(Records from a data source)

= = = = = = =

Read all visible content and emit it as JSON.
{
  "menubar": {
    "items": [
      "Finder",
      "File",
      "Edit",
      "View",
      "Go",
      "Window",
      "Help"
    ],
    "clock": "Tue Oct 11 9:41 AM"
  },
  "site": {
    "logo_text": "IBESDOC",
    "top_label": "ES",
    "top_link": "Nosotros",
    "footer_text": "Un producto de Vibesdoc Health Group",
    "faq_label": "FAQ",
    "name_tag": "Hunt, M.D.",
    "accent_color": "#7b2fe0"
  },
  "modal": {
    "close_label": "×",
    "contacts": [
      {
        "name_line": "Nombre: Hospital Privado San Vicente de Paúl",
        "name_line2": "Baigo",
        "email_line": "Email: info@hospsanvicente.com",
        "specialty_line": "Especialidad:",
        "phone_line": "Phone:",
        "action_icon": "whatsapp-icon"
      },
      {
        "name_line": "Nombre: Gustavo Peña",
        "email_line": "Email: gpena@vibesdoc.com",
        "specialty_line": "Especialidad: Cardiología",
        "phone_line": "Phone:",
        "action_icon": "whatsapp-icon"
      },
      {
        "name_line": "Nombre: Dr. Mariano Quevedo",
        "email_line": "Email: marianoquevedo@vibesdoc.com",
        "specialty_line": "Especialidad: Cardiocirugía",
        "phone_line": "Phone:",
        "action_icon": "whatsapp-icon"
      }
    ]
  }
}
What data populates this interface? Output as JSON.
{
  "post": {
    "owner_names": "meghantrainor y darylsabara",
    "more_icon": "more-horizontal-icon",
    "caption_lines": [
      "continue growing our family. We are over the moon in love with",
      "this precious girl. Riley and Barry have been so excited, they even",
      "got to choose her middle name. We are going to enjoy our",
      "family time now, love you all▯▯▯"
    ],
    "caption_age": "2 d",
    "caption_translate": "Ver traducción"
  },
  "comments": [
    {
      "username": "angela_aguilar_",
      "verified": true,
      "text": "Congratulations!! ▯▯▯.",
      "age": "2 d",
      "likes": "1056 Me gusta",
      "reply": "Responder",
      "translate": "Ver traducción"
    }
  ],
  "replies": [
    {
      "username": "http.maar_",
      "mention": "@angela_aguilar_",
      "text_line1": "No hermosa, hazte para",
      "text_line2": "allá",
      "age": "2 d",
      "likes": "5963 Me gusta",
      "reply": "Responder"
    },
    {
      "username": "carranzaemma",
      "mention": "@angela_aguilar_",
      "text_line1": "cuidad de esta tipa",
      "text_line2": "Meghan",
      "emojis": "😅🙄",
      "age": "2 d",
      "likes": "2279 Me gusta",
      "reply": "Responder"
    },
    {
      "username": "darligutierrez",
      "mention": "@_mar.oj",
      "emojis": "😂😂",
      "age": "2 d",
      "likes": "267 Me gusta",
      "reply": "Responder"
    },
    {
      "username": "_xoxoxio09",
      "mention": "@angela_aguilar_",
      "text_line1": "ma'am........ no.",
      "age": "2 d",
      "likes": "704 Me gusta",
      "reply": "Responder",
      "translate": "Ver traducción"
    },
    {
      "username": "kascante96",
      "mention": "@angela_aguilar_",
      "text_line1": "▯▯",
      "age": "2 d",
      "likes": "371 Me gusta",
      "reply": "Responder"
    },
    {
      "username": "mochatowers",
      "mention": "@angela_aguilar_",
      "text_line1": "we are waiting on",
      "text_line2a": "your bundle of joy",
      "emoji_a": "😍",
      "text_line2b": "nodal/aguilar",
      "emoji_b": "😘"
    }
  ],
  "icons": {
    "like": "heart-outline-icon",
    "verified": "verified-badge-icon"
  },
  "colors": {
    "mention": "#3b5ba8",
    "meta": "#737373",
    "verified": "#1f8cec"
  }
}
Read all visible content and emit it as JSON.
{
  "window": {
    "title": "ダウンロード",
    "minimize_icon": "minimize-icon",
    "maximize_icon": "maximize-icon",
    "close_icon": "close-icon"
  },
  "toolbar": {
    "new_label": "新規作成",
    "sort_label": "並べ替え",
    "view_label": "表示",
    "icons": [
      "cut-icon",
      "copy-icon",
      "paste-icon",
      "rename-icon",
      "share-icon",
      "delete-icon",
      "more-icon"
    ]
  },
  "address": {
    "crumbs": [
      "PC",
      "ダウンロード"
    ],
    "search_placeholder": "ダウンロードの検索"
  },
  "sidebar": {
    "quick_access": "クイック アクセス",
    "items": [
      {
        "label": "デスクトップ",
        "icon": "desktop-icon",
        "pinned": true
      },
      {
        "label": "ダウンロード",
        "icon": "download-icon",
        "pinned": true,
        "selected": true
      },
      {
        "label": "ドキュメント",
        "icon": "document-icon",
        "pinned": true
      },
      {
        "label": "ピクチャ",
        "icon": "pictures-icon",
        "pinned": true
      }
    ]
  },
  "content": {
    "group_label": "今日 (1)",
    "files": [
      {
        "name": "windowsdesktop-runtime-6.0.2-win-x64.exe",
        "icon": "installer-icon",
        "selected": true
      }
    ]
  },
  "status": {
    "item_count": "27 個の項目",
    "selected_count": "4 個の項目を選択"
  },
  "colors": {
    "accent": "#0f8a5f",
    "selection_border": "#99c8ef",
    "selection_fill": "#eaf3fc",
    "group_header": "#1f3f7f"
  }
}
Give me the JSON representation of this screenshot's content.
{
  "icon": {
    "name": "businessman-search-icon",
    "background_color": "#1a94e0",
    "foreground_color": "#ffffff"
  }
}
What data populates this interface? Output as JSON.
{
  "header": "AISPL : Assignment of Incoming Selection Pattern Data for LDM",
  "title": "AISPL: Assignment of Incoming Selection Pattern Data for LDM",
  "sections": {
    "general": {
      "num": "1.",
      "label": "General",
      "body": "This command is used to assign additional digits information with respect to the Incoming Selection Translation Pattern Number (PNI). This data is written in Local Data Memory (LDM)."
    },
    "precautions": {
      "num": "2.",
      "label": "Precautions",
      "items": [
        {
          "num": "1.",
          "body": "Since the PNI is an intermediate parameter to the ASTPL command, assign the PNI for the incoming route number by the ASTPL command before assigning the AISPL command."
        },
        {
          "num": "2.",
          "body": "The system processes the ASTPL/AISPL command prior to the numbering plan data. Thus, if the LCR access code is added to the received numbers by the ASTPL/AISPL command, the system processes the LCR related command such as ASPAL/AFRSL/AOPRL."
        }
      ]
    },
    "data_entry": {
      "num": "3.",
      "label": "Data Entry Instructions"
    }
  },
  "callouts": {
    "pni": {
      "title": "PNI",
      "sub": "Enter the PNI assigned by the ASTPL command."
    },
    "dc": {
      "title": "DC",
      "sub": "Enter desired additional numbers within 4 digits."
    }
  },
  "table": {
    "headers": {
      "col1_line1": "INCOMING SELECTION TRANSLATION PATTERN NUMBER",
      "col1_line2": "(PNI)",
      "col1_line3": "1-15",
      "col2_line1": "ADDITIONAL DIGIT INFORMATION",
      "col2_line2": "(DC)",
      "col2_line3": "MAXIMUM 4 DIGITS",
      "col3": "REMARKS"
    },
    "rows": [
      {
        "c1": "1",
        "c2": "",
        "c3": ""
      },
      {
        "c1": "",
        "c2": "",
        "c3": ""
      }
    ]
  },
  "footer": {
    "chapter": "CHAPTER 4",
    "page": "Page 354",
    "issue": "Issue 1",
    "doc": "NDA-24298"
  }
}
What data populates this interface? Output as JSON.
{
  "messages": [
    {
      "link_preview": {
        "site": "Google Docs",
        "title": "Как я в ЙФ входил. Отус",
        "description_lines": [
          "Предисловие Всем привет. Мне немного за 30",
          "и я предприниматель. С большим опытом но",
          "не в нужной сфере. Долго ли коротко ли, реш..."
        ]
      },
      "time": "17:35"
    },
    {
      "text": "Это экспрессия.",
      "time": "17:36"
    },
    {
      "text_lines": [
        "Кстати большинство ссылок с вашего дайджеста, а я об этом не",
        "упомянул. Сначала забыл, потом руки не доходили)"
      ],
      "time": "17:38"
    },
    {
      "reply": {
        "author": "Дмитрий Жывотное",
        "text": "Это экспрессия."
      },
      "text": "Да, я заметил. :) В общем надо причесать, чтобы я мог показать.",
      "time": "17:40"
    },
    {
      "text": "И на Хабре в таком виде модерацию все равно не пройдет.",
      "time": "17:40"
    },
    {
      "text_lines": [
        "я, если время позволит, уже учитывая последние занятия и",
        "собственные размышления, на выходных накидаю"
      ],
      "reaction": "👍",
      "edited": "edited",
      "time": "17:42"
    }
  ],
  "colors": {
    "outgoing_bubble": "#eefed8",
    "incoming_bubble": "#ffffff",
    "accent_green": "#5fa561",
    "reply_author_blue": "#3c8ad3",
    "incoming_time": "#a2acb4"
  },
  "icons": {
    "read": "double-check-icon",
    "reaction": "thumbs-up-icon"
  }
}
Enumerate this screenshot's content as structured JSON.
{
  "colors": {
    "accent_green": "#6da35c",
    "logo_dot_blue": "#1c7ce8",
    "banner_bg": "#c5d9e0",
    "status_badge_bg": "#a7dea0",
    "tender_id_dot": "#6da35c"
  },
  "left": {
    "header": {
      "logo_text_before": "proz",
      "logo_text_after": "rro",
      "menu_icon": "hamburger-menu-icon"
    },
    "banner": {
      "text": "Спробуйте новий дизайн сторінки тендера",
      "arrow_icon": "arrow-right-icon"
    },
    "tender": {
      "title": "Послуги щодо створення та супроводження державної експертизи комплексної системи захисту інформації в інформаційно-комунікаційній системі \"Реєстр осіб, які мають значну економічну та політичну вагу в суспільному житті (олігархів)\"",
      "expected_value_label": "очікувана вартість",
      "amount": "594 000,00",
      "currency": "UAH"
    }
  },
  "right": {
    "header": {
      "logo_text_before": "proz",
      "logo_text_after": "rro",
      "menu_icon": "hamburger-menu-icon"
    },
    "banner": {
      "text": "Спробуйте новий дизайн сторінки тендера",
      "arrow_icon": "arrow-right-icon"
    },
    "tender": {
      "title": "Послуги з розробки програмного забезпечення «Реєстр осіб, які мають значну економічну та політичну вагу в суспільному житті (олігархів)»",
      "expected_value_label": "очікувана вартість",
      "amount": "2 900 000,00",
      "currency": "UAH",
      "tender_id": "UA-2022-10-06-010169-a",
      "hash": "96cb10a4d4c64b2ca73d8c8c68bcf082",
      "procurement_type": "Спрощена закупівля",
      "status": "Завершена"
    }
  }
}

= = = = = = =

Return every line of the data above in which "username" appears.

■ Output below:
      "username": "angela_aguilar_",
      "username": "http.maar_",
      "username": "carranzaemma",
      "username": "darligutierrez",
      "username": "_xoxoxio09",
      "username": "kascante96",
      "username": "mochatowers",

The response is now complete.